--- Problem details ---
Copy all lines below that use the word "Среднее".

[Source data — start]

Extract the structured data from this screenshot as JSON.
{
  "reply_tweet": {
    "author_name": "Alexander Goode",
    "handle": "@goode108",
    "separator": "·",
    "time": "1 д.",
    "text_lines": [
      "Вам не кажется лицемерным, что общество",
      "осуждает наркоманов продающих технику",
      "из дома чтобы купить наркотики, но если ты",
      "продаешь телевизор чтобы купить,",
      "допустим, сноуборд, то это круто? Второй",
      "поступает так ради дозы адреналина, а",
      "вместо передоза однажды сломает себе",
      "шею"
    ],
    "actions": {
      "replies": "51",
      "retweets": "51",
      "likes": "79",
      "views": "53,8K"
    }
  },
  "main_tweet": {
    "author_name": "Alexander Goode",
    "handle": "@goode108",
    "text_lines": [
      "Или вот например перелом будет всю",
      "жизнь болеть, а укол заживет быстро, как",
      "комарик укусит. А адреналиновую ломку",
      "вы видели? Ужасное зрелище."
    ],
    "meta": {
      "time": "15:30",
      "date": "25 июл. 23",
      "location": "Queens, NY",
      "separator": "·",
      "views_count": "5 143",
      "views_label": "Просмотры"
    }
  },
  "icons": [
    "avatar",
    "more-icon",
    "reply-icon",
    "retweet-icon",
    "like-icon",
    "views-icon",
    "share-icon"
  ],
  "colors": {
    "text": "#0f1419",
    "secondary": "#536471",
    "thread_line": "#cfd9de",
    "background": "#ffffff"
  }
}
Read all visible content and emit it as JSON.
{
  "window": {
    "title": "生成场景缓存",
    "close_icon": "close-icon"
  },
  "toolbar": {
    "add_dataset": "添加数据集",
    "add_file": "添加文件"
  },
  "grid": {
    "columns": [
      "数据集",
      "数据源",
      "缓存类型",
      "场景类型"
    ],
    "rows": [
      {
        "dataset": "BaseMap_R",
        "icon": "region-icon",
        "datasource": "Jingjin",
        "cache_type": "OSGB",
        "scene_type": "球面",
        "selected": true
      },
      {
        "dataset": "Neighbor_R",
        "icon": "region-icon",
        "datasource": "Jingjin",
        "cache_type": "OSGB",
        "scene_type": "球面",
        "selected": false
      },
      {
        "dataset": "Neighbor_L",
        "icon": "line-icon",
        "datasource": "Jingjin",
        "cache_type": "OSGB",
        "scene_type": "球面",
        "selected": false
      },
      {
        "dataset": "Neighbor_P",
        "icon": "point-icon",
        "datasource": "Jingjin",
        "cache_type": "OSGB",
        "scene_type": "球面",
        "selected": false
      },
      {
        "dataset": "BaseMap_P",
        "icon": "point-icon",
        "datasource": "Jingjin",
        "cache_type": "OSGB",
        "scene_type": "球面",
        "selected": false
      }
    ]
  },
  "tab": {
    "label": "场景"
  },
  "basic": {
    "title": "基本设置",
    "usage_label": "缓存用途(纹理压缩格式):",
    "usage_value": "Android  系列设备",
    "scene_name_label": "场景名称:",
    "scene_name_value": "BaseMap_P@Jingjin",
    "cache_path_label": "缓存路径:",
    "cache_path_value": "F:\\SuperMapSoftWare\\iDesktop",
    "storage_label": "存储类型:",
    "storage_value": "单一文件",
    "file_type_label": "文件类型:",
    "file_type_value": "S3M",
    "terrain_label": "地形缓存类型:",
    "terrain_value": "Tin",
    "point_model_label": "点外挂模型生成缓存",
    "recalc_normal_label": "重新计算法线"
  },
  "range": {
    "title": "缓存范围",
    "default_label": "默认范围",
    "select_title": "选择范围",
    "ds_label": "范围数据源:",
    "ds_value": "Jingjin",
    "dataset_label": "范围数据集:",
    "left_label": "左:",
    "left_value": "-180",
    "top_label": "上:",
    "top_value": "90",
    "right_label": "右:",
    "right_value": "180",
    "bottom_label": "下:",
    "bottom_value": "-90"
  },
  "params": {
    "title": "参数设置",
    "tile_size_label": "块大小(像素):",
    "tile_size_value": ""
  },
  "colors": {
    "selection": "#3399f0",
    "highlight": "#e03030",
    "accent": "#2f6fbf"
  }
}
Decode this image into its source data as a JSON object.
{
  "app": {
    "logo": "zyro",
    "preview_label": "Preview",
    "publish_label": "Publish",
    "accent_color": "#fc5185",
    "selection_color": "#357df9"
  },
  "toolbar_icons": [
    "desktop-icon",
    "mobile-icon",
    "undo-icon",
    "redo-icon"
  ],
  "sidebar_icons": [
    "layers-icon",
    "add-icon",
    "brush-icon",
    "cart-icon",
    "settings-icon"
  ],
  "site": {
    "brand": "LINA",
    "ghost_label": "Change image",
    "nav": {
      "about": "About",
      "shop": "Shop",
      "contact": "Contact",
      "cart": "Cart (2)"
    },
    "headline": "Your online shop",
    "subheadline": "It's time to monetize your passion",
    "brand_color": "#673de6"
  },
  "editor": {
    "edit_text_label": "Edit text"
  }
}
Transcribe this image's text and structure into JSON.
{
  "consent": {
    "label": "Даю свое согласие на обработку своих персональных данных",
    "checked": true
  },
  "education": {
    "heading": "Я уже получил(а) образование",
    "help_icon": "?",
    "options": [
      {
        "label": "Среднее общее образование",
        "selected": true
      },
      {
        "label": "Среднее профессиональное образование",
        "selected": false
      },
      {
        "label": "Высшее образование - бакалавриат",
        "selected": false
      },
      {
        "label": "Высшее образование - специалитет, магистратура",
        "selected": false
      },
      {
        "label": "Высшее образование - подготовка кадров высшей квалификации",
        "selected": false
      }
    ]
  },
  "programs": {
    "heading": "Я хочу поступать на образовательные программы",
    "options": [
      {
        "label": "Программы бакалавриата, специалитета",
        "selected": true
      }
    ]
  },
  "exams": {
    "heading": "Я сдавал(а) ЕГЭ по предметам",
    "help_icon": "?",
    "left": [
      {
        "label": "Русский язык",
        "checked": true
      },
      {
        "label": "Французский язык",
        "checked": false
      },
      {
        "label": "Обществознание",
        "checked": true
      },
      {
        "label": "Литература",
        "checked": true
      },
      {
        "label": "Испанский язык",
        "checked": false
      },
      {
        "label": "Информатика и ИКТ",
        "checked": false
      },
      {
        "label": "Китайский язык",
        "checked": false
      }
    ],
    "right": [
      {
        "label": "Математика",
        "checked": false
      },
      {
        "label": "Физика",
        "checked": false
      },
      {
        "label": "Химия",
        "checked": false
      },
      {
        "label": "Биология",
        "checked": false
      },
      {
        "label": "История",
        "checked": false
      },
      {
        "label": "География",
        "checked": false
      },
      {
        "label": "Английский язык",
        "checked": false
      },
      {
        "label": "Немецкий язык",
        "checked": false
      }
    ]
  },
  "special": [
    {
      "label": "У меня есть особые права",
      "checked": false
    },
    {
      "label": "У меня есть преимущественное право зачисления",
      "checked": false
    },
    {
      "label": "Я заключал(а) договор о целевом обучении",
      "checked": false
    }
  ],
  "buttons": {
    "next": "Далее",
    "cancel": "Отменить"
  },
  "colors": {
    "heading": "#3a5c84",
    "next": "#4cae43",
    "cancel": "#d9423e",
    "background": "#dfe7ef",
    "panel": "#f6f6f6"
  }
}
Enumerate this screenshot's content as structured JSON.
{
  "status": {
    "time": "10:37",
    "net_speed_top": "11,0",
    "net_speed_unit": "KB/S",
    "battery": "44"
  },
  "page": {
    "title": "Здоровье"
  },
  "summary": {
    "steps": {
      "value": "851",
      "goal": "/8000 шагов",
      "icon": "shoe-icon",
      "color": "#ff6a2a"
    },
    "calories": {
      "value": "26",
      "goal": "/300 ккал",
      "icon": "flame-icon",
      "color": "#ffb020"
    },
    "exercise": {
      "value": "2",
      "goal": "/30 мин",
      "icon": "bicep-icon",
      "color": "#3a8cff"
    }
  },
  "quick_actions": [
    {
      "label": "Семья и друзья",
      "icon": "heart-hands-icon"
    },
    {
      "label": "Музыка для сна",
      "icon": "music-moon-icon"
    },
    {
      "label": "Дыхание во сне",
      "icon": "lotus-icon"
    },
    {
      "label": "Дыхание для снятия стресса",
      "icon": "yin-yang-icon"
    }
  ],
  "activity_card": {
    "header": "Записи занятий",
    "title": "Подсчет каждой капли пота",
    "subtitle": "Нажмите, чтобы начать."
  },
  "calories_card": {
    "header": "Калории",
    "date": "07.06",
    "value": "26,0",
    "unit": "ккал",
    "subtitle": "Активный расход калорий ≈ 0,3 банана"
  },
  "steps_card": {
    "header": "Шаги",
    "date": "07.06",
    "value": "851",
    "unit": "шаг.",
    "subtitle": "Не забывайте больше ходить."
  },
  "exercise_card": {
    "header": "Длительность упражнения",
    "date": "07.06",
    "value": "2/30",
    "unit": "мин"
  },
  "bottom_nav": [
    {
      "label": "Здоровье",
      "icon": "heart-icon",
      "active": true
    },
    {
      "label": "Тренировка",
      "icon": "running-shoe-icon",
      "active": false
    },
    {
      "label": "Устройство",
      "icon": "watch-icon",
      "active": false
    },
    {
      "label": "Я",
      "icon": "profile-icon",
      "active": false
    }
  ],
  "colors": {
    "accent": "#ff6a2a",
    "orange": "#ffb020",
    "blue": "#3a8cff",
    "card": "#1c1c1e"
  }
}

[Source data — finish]

--- Finished task ---
        "label": "Среднее общее образование",
        "label": "Среднее профессиональное образование",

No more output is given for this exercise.